→ **Task details**:
Only the lines with "JSON" in the entries below belong in the answer; please copy them.

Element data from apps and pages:
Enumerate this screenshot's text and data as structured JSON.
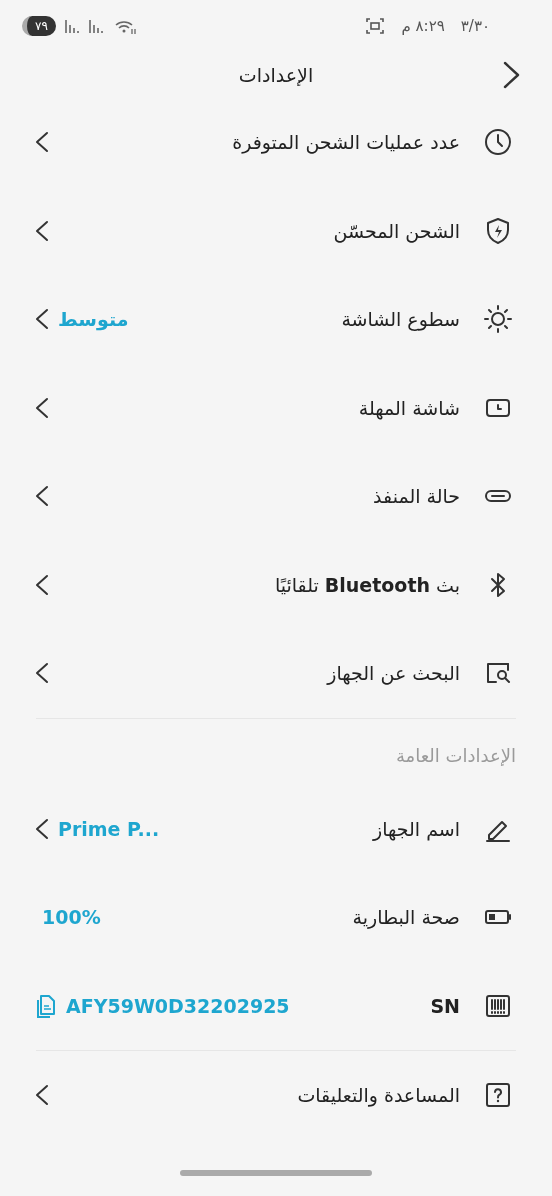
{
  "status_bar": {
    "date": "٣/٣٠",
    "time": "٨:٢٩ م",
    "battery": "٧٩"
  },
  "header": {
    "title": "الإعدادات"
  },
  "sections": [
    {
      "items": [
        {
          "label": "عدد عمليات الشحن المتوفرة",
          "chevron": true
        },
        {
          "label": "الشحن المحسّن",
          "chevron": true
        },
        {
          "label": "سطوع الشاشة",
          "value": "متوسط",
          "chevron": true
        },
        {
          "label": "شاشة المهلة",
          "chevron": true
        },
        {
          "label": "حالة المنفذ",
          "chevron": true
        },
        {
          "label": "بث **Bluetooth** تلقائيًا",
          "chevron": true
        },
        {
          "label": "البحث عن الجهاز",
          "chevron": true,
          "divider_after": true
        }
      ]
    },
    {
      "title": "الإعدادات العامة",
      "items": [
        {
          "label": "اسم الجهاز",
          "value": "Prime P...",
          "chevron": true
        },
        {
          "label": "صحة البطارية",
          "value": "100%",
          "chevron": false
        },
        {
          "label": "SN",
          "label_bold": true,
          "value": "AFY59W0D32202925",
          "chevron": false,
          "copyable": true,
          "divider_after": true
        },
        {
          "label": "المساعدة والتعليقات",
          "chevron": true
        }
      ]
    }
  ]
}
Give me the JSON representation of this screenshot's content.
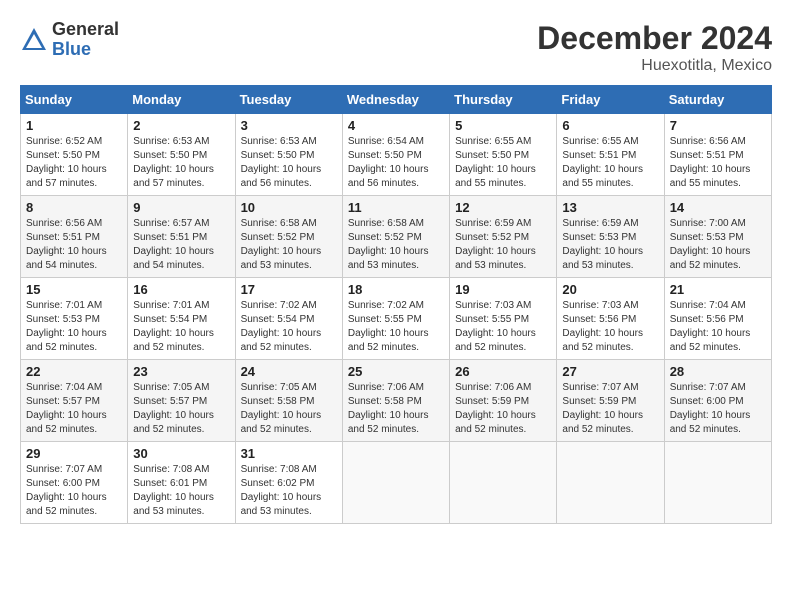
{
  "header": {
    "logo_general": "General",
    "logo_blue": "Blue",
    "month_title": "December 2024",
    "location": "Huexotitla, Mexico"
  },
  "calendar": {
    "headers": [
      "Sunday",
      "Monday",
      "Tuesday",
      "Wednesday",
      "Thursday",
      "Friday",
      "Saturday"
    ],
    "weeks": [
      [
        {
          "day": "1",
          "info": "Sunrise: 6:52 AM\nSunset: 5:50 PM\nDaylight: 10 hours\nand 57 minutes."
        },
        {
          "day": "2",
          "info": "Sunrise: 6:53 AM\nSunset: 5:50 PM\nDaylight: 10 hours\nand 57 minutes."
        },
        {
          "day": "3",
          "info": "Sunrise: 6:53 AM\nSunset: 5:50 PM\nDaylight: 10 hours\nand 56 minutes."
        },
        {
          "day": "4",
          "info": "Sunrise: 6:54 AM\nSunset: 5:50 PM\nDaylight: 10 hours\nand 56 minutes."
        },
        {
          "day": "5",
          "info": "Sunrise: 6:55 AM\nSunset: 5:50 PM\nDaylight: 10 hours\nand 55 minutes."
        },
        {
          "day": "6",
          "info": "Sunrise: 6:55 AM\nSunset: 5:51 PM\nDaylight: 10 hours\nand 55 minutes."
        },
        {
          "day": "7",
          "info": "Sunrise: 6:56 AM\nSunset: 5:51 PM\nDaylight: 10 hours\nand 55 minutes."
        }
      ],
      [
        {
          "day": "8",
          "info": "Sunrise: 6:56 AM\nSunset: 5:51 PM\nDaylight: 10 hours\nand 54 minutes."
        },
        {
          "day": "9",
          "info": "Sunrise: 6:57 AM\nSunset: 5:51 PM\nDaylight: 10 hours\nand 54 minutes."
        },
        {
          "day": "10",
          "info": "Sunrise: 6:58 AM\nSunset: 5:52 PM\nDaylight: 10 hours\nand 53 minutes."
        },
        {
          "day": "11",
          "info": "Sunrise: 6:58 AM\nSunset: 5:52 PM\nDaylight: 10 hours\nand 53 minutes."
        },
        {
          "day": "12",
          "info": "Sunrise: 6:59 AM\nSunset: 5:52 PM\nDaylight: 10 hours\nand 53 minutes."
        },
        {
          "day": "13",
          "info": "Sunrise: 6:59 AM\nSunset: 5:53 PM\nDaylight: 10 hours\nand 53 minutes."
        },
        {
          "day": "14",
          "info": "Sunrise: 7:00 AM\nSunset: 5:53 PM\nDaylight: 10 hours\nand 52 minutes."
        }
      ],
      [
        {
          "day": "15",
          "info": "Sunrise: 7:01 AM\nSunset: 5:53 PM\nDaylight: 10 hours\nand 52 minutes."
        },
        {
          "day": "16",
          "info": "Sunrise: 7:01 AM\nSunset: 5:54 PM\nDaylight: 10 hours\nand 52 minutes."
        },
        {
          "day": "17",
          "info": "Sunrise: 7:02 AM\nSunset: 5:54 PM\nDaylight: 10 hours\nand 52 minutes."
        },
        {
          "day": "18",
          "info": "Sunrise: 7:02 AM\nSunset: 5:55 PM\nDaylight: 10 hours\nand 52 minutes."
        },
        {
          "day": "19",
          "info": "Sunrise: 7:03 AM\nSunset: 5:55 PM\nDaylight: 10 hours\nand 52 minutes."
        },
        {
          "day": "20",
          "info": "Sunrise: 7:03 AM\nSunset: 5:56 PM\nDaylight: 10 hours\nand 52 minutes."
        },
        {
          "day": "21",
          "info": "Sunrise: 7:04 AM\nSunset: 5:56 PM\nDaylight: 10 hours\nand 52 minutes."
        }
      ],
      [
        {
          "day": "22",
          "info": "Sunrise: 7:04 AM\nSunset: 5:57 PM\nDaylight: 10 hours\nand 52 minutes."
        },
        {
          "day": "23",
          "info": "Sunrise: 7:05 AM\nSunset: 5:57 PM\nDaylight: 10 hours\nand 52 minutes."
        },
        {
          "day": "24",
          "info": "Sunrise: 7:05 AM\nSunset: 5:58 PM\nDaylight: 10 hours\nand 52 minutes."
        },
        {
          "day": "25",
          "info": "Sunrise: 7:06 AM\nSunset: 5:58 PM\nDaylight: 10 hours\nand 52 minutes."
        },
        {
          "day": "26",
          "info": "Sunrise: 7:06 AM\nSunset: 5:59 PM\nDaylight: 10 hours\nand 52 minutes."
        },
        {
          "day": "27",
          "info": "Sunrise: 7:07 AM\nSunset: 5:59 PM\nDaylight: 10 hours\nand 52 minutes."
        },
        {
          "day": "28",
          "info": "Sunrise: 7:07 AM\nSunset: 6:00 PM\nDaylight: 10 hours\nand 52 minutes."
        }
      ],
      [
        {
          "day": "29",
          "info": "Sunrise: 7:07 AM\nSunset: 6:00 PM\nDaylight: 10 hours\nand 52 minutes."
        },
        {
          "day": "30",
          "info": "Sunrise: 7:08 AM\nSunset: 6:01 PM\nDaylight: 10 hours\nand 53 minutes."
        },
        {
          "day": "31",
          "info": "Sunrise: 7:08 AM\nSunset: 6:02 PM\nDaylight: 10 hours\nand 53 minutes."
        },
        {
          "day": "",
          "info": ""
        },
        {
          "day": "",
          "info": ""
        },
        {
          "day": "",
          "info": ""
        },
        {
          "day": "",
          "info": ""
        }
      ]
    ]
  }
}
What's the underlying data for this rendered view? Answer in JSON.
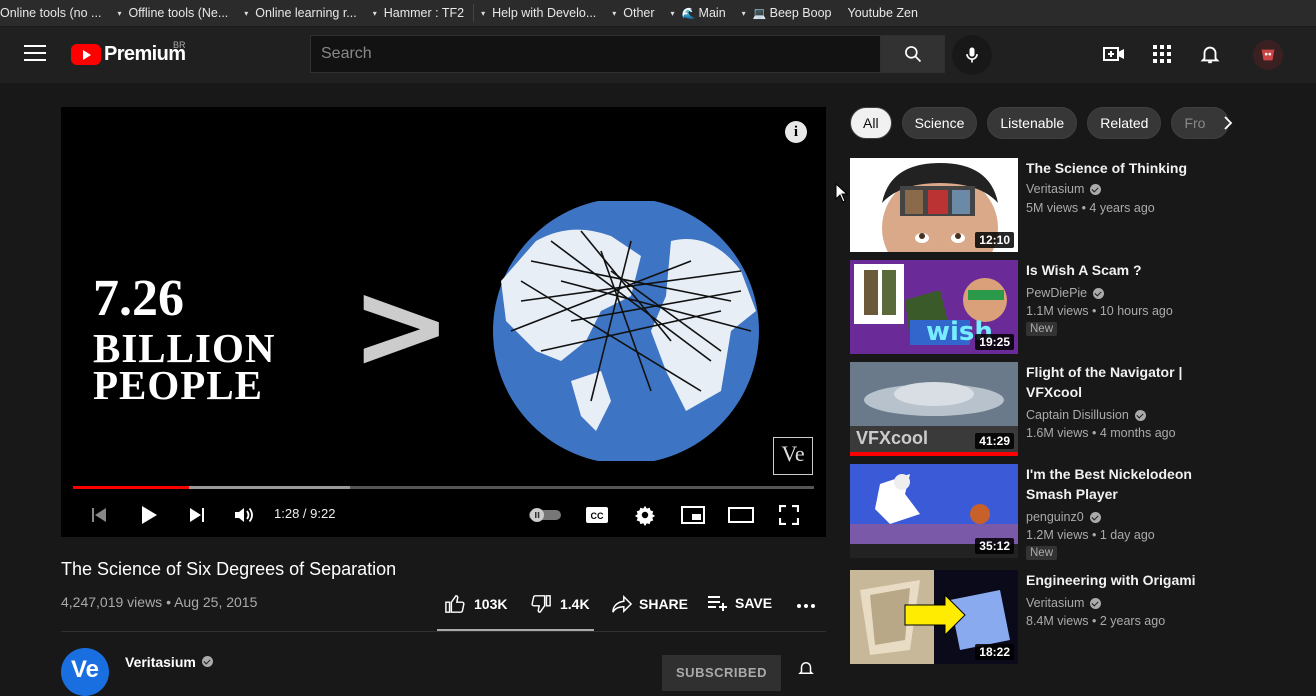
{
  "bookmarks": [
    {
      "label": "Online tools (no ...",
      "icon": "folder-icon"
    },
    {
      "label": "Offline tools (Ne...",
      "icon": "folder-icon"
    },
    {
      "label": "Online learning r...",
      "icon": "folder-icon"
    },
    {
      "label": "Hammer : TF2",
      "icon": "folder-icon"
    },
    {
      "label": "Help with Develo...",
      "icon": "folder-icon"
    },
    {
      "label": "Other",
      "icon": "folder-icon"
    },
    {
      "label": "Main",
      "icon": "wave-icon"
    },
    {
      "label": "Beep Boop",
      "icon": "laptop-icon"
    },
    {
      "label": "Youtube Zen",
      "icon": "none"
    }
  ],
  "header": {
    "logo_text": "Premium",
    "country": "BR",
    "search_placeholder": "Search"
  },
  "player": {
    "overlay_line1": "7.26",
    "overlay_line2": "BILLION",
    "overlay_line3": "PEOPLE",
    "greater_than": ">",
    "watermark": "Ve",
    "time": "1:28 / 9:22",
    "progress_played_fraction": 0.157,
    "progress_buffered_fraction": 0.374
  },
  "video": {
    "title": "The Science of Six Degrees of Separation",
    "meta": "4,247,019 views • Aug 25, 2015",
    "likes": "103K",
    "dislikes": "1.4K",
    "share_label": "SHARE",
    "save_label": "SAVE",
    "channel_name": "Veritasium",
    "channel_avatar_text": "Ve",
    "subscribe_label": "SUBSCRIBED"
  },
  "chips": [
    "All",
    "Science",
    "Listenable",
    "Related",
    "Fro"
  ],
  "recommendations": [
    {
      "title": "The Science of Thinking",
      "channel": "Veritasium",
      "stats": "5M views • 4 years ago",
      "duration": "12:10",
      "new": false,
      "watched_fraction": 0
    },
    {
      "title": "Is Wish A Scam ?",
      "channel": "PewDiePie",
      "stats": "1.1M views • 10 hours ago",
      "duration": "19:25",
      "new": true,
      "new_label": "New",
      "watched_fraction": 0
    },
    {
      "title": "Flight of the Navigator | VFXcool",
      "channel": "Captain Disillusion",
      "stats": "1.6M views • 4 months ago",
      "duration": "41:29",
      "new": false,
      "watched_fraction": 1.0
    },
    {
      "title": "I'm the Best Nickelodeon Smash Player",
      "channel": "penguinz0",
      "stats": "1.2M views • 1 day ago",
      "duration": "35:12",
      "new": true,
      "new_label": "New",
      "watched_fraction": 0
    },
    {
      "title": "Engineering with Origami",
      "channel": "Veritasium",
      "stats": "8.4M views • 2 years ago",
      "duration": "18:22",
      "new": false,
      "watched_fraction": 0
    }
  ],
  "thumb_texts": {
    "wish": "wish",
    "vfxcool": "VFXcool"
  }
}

→ **Response**:
Enumerate this screenshot's text and data as structured JSON.
Give me the JSON representation of this screenshot's content.
What's the underlying data for this rendered view? Answer in JSON.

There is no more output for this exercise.